TASK REQUIREMENTS: Would you please return all of the entries below exactly as shown?

RECORDS FOR THIS EXERCISE:
◆ ◆ ◆ ◆ ◆

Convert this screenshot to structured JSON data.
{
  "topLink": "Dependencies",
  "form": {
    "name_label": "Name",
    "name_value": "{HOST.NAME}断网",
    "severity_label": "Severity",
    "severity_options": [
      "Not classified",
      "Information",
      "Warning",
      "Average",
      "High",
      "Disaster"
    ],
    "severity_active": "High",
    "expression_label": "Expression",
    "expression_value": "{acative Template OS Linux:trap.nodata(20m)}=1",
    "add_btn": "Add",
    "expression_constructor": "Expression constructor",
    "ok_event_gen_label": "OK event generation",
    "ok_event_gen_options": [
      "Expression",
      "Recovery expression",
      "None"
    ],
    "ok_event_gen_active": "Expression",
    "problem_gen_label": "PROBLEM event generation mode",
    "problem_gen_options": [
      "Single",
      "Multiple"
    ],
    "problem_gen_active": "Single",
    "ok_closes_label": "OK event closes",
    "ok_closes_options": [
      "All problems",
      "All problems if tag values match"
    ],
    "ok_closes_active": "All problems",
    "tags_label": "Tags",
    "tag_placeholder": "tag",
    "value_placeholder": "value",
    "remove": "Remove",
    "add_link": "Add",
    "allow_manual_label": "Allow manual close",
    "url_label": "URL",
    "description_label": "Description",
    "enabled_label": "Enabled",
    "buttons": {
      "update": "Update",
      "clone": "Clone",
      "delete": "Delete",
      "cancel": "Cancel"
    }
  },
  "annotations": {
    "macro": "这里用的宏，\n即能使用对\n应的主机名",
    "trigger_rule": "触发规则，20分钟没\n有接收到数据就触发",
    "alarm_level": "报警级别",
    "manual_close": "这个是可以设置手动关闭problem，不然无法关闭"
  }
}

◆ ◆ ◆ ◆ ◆

ANSWER FOR THE TASK:
Convert this screenshot to structured JSON data.
{
  "topLink": "Dependencies",
  "form": {
    "name_label": "Name",
    "name_value": "{HOST.NAME}断网",
    "severity_label": "Severity",
    "severity_options": [
      "Not classified",
      "Information",
      "Warning",
      "Average",
      "High",
      "Disaster"
    ],
    "severity_active": "High",
    "expression_label": "Expression",
    "expression_value": "{acative Template OS Linux:trap.nodata(20m)}=1",
    "add_btn": "Add",
    "expression_constructor": "Expression constructor",
    "ok_event_gen_label": "OK event generation",
    "ok_event_gen_options": [
      "Expression",
      "Recovery expression",
      "None"
    ],
    "ok_event_gen_active": "Expression",
    "problem_gen_label": "PROBLEM event generation mode",
    "problem_gen_options": [
      "Single",
      "Multiple"
    ],
    "problem_gen_active": "Single",
    "ok_closes_label": "OK event closes",
    "ok_closes_options": [
      "All problems",
      "All problems if tag values match"
    ],
    "ok_closes_active": "All problems",
    "tags_label": "Tags",
    "tag_placeholder": "tag",
    "value_placeholder": "value",
    "remove": "Remove",
    "add_link": "Add",
    "allow_manual_label": "Allow manual close",
    "url_label": "URL",
    "description_label": "Description",
    "enabled_label": "Enabled",
    "buttons": {
      "update": "Update",
      "clone": "Clone",
      "delete": "Delete",
      "cancel": "Cancel"
    }
  },
  "annotations": {
    "macro": "这里用的宏，\n即能使用对\n应的主机名",
    "trigger_rule": "触发规则，20分钟没\n有接收到数据就触发",
    "alarm_level": "报警级别",
    "manual_close": "这个是可以设置手动关闭problem，不然无法关闭"
  }
}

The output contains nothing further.